Each line of the records below that holds "icon" should be returned.

----- Data section

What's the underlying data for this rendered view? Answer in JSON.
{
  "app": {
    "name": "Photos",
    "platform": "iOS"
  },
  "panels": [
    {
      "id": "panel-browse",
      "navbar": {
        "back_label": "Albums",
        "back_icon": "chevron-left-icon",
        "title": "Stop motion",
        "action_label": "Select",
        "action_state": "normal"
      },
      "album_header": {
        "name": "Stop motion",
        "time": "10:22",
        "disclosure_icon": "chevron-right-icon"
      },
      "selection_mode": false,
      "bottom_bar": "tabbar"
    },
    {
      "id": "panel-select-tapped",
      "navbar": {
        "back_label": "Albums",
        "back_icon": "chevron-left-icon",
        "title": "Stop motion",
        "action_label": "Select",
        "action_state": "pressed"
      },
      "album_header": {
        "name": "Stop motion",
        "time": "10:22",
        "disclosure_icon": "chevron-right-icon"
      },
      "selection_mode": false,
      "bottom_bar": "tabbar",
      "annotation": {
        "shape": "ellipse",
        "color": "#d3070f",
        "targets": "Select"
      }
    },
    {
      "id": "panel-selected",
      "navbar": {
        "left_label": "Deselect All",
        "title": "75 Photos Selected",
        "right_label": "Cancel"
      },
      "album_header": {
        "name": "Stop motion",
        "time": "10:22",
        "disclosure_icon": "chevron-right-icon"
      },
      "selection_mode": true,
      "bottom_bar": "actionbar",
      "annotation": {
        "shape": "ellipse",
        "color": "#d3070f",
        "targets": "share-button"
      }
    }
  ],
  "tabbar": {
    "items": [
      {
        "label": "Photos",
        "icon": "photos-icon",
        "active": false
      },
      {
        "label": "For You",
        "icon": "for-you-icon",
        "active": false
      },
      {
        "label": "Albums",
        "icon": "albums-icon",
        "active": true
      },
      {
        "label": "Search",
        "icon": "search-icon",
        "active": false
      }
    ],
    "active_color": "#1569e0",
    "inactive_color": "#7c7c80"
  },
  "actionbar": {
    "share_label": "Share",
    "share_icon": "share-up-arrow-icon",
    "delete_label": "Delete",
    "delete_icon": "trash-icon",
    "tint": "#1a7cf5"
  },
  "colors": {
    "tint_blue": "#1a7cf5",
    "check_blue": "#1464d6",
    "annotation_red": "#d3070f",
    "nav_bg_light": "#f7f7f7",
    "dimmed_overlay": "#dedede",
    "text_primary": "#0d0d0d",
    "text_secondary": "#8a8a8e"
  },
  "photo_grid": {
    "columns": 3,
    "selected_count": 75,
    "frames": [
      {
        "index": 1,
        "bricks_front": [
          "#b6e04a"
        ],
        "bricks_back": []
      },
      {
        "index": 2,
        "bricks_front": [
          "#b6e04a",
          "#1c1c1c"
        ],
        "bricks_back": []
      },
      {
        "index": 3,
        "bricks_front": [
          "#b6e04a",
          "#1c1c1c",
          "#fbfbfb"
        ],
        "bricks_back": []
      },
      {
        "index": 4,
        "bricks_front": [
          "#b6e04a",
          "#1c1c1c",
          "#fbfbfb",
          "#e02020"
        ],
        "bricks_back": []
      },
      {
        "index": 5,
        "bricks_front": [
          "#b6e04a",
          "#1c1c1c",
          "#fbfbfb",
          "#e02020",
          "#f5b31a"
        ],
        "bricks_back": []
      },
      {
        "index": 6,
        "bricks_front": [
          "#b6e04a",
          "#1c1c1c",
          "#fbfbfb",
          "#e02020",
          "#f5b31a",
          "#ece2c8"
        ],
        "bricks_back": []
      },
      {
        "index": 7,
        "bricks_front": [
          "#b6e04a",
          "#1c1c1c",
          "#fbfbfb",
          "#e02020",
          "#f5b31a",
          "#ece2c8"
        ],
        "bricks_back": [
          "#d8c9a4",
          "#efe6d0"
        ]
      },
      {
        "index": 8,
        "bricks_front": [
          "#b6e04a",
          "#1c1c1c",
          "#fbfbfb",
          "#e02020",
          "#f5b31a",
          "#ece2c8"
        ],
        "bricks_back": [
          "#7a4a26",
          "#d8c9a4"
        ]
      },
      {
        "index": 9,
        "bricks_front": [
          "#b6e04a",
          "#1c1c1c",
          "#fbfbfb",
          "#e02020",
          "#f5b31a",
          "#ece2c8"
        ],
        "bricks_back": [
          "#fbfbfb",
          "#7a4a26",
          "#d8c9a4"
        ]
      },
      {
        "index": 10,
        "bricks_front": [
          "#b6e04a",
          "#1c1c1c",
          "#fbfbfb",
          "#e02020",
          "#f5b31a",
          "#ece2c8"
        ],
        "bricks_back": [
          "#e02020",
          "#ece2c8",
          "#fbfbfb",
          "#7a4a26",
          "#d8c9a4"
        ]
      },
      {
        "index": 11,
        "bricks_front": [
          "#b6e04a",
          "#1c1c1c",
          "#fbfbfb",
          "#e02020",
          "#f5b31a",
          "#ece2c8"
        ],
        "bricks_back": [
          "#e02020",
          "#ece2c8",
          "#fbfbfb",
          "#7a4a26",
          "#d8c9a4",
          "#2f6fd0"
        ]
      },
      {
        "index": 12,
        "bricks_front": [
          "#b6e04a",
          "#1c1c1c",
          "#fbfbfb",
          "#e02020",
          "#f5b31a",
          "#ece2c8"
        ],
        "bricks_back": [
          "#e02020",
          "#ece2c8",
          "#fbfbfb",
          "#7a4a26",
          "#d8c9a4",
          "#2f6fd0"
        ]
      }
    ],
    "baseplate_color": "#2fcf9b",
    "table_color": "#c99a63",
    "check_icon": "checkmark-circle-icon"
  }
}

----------

Answer to this task.
        "back_icon": "chevron-left-icon",
        "disclosure_icon": "chevron-right-icon"
        "back_icon": "chevron-left-icon",
        "disclosure_icon": "chevron-right-icon"
        "disclosure_icon": "chevron-right-icon"
        "icon": "photos-icon",
        "icon": "for-you-icon",
        "icon": "albums-icon",
        "icon": "search-icon",
    "share_icon": "share-up-arrow-icon",
    "delete_icon": "trash-icon",
    "check_icon": "checkmark-circle-icon"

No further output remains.